The brine deposits - at the rate of 80,000 cubic metres every day for 10 years - are to be pumped out of a purpose built pipe, one-and-a-half miles out to sea, as part of the equally controversial £660 million gas storage scheme being developed at Preesall by energy firm Halite.
Halite’s energy scheme will see 900 million cubic metres of gas being stored in salt cavers under the River Wyre at high pressure, and displaced salt will be carried along the pipe in water taken from the Fish Dock and deposited into the sea as brine.
But there are fears the increased saline levels could kill marine life.
And as part of its ongoing activities, the group BrineWatch has now placed a bright red buoy directly where the pipe will empty, to help pinpoint exactly where monitoring needs to take place.
Drilling of the salt caverns and laying of the brine outfall pipe is expected to begin in the summer of 2020.
BrineWatch, made up of concerned Fylde coast residents, will hold the public meeting at Fleetwood's North Euston Hotel , beginning at 7pm, to discuss the issue.
Dave Eccles of BrineWatch said: "Our aim is to form groups to investigate each area of this proposal in detail so we can fully understand and monitor the effects this will have on the future.
"We ask residents to come along to the public meeting, learn more about the proposals, ask questions, and hopefully offer help.

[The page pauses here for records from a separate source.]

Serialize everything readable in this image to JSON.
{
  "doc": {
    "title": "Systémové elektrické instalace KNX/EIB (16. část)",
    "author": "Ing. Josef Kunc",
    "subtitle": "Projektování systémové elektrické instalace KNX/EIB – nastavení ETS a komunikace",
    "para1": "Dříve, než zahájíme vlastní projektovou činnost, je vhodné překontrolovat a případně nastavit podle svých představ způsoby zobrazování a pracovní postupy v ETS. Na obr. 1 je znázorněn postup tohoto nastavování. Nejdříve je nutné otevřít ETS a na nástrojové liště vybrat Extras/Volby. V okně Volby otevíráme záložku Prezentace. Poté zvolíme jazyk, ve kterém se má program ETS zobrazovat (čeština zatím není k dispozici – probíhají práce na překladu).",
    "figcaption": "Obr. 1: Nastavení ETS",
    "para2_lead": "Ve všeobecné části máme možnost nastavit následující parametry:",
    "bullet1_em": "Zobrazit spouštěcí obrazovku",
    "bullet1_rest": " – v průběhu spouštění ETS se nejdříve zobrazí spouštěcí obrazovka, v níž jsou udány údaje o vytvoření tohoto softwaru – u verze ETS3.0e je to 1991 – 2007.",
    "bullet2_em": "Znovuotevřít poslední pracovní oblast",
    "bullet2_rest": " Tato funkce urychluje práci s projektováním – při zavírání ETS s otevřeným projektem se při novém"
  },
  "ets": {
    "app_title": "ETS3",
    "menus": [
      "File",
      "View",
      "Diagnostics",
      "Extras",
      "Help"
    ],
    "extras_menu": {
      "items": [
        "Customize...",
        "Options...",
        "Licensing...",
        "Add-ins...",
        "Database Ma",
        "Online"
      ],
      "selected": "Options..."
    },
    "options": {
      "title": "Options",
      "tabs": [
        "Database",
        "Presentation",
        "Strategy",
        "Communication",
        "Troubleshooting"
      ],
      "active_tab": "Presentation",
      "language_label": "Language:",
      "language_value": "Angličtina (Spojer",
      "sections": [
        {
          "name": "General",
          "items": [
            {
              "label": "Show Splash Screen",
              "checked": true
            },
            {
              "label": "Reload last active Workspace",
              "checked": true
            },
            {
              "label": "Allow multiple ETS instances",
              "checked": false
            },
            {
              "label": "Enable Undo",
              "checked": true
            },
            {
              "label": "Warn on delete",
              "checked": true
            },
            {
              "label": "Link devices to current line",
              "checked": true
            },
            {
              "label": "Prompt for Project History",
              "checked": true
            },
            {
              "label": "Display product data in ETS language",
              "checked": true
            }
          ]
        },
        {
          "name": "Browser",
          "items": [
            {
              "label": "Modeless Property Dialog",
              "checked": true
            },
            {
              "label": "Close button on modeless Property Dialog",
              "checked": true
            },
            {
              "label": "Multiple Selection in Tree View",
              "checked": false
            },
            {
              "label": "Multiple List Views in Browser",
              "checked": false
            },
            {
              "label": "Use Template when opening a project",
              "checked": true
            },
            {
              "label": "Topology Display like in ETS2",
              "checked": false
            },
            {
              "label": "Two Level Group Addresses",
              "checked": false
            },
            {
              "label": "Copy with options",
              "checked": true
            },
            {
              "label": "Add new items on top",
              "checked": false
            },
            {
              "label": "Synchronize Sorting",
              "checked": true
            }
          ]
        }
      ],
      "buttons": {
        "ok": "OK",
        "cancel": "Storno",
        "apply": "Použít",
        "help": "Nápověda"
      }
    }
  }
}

"Their support is vital if we are to stop this."
But Halite chief executive Keith Budinger says the brine proposals have been given the green light by the Environment Agency, Natural England, and the Marine Management Organisation, and says similar projects in other parts of the world have not caused problems.
He adds that the gas storage scheme itself and and the brine operation will be carried out to exacting specifications.
Residents wanting to help or find out more about BrineWatch should visit www.facebook.com/brinewatch.